Budgeting How Much Car You Can Afford

Budgeting How Much Car You Can Afford

So it's time for your first car, or maybe it's just time to replace the current one and you want to do a better job budgeting for what is one of the biggest purchases you'll make in your lifetime. Either way, you've come to the right place because what you don't want to ever do is find yourself in a situation where you can no longer afford your car payments. CarProUSA Radio Show Host Jerry Reynolds addresses that unpleasant situation here.  One way to avoid that is by understanding all the costs of ownership beyond signing on the dotted line - and making sure you budget for those.  It's more important than ever considering the new 2021 AAA Driving Your Costs study found that the average annual cost of new car ownership is now nearly $10,000.  

How Much Car Can You Afford?

Many financial experts recommend spending no more than 10%-20% of your take-home pay on car expenses. A good rule of thumb would be 10-15% of your monthly take-home pay for your car payment, and the rest on ownership costs like those outlined below:

  • Auto Insurance: According to a NerdWallet analysis, in 2021 the national average cost to insure a vehicle is $1,592 a year, but that could vary widely on many factors.
  • Repairs, Including Tires
  • Recommended Maintenance
  • Transportation Costs Like Tolls, Parking
  • Fuel
  • Licensing/Registration/Taxes as regulated by your state

The 10-20% strategy won't work for every budget, so it's important to study your own finances carefully and come up with the figure that works best for you.

True Cost of Ownership

The true cost of ownership can be difficult to tally. Ownership costs vary per car and a lot is determined by whether it is new versus used and how long you keep the vehicle. Where you live and its climate also matters in both maintenance, transportation and insurance costs. Road conditions play a huge role, too. If you live in places with poorly maintained roads full of potholes, you're likely to end up with more flat tires and thus higher tire replacement expenses. Your age and credit score also impact things like your car insurance and loan interest rates, which factor into the equation. That's why there is no magic number that will be true for everyone, and why, again, you should look at your own personal finances, location and other mitigating factors when budgeting.

New VS Used Vehicles

There is also the new vs used debate that many shoppers go through in their thought process. Which one is ultimately the best budget decision? That, too, varies per owner.

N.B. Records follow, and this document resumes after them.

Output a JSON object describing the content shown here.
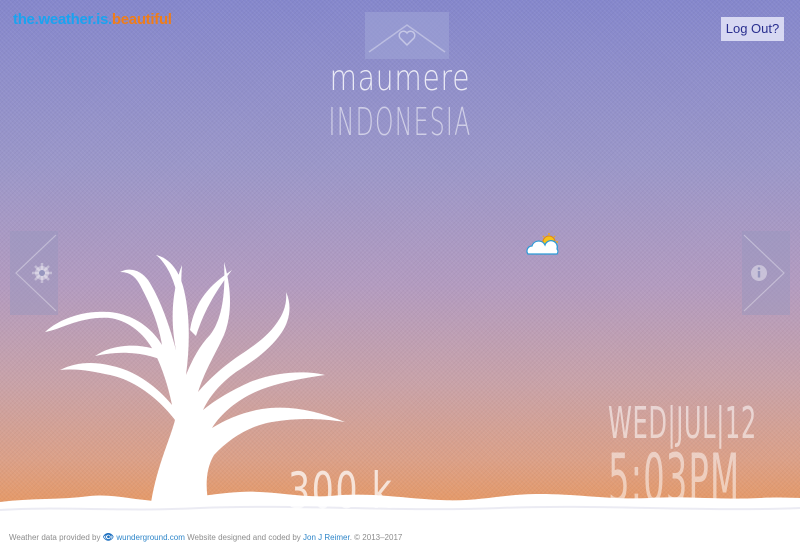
{
  "brand": {
    "part1": "the.weather.is.",
    "part2": "beautiful",
    "color1": "#1aa3f0",
    "color2": "#ef7d1a"
  },
  "header": {
    "logout_label": "Log Out?"
  },
  "location": {
    "city": "maumere",
    "country": "INDONESIA"
  },
  "weather": {
    "temperature": "300 k",
    "icon": "partly-cloudy-icon"
  },
  "datetime": {
    "date": "WED|JUL|12",
    "time": "5:03PM"
  },
  "nav": {
    "left_icon": "gear-icon",
    "right_icon": "info-icon",
    "home_icon": "heart-icon"
  },
  "footer": {
    "text1": "Weather data provided by",
    "provider": "wunderground.com",
    "text2": "Website designed and coded by",
    "author": "Jon J Reimer",
    "copyright": ". © 2013–2017"
  }
}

Sometimes a pricier new car will be more reliable, which will cost you more every month, but save you in ownership repair costs down the road. Whereas sometimes going with a budget or used model model could save you money initially, but net your higher repair and maintenance costs over time. Researching vehicle reliability is key is the latter case. In terms of new cars, remember that while new cars come with factory warranties, they usually don't cover general maintenance or tire replacements unless you buy an additional maintenance plan in the finance office to cover those costs for a certain time period.

In terms of insurance costs, new cars also typically have higher premiums over used vehicles. 

AAA 2021 Your Driving Costs Study

Here is a general idea of how much it costs to own a new vehicle in 2021, according to the American Automobile Association.

In its 2021 Your Driving Costs study based on 45 models, researchers found that the average cost to own and operate a new vehicle in 2021 is $9,666, or $805.50 per month. The figure factored in the cost of fuel, maintenance, repairs, insurance, license/registration/taxes, depreciation and loan interest AAA says depreciation is the biggest factor,  accounting for 40% of all ownership expenses outpacing additional costs like fuel and maintenance.  Overall the study found:

  • Small sedans have the least expensive overall ownership costs
  • Medium sedans are the most expensive to insure
  • Compact SUVs are the least expensive to insure
  • Mid-size pickups have the third overall highest ownership costs
  • Hybrid vehicles have the 2nd least expensive fuel and maintenance costs
  • Electric vehicles have the lowest maintenance, repair and tire costs. 

See the cost breakdown in the study brochure here.

As always, do your homework before making a car purchase and look at your budget closely. We also recommend checking with your financial advisor to get personalized financial advice.

This article was updated and republished with new information on August 25, 2021.
Photo credit:  gcpics/Shutterstock.com